TASK TO COMPLETE
A faithful retyping of every entry below is wanted, with images left out.

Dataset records
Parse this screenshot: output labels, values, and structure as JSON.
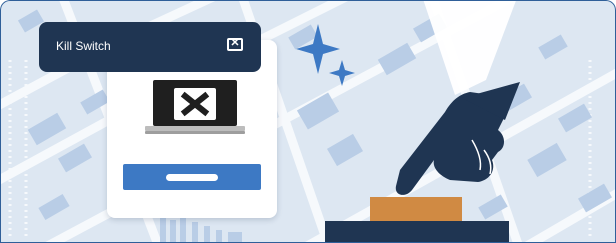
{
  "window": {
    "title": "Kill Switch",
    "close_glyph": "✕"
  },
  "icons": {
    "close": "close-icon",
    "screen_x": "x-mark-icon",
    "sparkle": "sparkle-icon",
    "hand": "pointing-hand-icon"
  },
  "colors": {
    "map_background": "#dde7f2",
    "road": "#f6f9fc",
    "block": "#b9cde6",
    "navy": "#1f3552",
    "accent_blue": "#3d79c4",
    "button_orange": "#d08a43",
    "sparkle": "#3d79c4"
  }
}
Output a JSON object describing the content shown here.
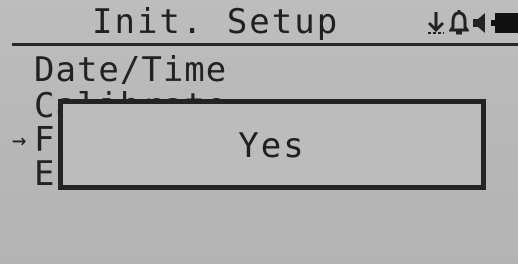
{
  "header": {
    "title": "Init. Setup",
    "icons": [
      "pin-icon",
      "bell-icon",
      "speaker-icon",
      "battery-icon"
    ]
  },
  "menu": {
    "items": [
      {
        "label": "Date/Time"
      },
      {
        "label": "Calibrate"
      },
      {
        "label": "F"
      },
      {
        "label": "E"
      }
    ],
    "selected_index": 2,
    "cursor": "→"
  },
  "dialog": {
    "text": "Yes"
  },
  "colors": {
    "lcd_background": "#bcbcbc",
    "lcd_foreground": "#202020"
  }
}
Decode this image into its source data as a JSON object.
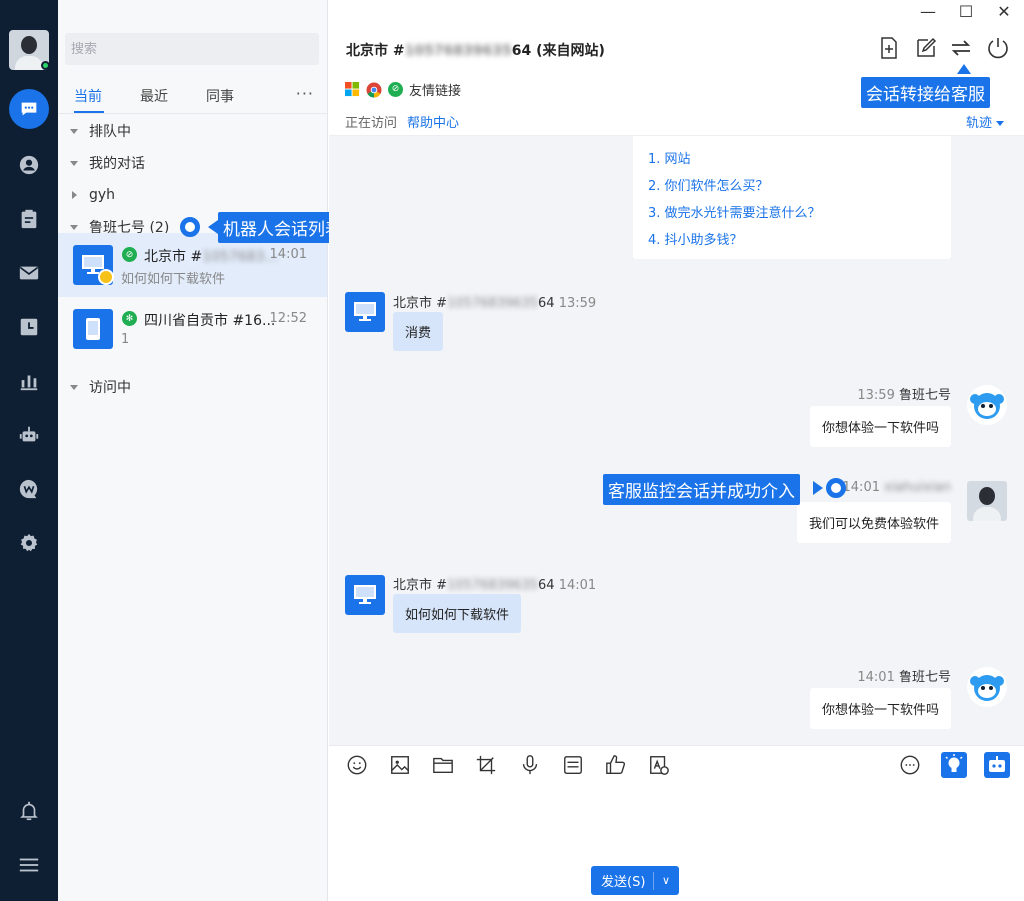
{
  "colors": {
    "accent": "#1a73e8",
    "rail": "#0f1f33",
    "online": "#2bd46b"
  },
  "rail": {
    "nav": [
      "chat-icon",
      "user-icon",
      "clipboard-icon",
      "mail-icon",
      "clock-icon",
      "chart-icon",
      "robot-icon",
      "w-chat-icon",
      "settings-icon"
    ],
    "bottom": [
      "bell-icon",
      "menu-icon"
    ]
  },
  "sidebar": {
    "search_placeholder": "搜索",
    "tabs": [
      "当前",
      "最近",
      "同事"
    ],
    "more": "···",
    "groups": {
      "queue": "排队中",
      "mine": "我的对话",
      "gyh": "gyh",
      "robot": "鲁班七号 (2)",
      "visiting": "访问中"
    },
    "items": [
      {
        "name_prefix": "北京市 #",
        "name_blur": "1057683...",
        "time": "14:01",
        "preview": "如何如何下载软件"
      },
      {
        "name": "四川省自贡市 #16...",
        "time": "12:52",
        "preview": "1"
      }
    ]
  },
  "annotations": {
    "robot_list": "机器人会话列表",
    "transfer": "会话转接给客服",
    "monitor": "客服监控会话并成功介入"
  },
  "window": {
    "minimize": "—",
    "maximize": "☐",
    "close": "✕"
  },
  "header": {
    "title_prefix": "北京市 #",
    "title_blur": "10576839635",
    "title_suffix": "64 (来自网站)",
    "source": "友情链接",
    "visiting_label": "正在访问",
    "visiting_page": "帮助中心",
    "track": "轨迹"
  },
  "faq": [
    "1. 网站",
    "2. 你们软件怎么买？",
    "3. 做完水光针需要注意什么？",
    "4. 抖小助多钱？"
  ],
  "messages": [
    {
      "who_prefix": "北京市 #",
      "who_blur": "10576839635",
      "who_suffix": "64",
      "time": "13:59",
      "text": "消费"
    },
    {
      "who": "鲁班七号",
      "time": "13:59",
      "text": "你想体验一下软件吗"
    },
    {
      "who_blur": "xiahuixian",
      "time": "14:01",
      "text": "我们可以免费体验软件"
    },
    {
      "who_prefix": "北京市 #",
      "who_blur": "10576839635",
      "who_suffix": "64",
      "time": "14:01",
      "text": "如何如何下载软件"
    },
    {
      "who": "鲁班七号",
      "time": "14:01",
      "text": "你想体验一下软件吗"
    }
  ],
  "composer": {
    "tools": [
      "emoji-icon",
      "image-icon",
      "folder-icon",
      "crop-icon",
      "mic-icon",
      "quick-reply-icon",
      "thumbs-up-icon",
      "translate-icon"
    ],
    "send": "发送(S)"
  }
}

SOLUTION TO THIS PROBLEM
Parse this screenshot: output labels, values, and structure as JSON.
{
  "window": {
    "title": "Kill Switch",
    "close_glyph": "✕"
  },
  "icons": {
    "close": "close-icon",
    "screen_x": "x-mark-icon",
    "sparkle": "sparkle-icon",
    "hand": "pointing-hand-icon"
  },
  "colors": {
    "map_background": "#dde7f2",
    "road": "#f6f9fc",
    "block": "#b9cde6",
    "navy": "#1f3552",
    "accent_blue": "#3d79c4",
    "button_orange": "#d08a43",
    "sparkle": "#3d79c4"
  }
}
Output a JSON object describing the content shown here.
{
  "header": {
    "title": "Init. Setup",
    "icons": [
      "pin-icon",
      "bell-icon",
      "speaker-icon",
      "battery-icon"
    ]
  },
  "menu": {
    "items": [
      {
        "label": "Date/Time"
      },
      {
        "label": "Calibrate"
      },
      {
        "label": "F"
      },
      {
        "label": "E"
      }
    ],
    "selected_index": 2,
    "cursor": "→"
  },
  "dialog": {
    "text": "Yes"
  },
  "colors": {
    "lcd_background": "#bcbcbc",
    "lcd_foreground": "#202020"
  }
}
Decode this image into its source data as a JSON object.
{
  "colors": {
    "accent": "#1a73e8",
    "rail": "#0f1f33",
    "online": "#2bd46b"
  },
  "rail": {
    "nav": [
      "chat-icon",
      "user-icon",
      "clipboard-icon",
      "mail-icon",
      "clock-icon",
      "chart-icon",
      "robot-icon",
      "w-chat-icon",
      "settings-icon"
    ],
    "bottom": [
      "bell-icon",
      "menu-icon"
    ]
  },
  "sidebar": {
    "search_placeholder": "搜索",
    "tabs": [
      "当前",
      "最近",
      "同事"
    ],
    "more": "···",
    "groups": {
      "queue": "排队中",
      "mine": "我的对话",
      "gyh": "gyh",
      "robot": "鲁班七号 (2)",
      "visiting": "访问中"
    },
    "items": [
      {
        "name_prefix": "北京市 #",
        "name_blur": "1057683...",
        "time": "14:01",
        "preview": "如何如何下载软件"
      },
      {
        "name": "四川省自贡市 #16...",
        "time": "12:52",
        "preview": "1"
      }
    ]
  },
  "annotations": {
    "robot_list": "机器人会话列表",
    "transfer": "会话转接给客服",
    "monitor": "客服监控会话并成功介入"
  },
  "window": {
    "minimize": "—",
    "maximize": "☐",
    "close": "✕"
  },
  "header": {
    "title_prefix": "北京市 #",
    "title_blur": "10576839635",
    "title_suffix": "64 (来自网站)",
    "source": "友情链接",
    "visiting_label": "正在访问",
    "visiting_page": "帮助中心",
    "track": "轨迹"
  },
  "faq": [
    "1. 网站",
    "2. 你们软件怎么买？",
    "3. 做完水光针需要注意什么？",
    "4. 抖小助多钱？"
  ],
  "messages": [
    {
      "who_prefix": "北京市 #",
      "who_blur": "10576839635",
      "who_suffix": "64",
      "time": "13:59",
      "text": "消费"
    },
    {
      "who": "鲁班七号",
      "time": "13:59",
      "text": "你想体验一下软件吗"
    },
    {
      "who_blur": "xiahuixian",
      "time": "14:01",
      "text": "我们可以免费体验软件"
    },
    {
      "who_prefix": "北京市 #",
      "who_blur": "10576839635",
      "who_suffix": "64",
      "time": "14:01",
      "text": "如何如何下载软件"
    },
    {
      "who": "鲁班七号",
      "time": "14:01",
      "text": "你想体验一下软件吗"
    }
  ],
  "composer": {
    "tools": [
      "emoji-icon",
      "image-icon",
      "folder-icon",
      "crop-icon",
      "mic-icon",
      "quick-reply-icon",
      "thumbs-up-icon",
      "translate-icon"
    ],
    "send": "发送(S)"
  }
}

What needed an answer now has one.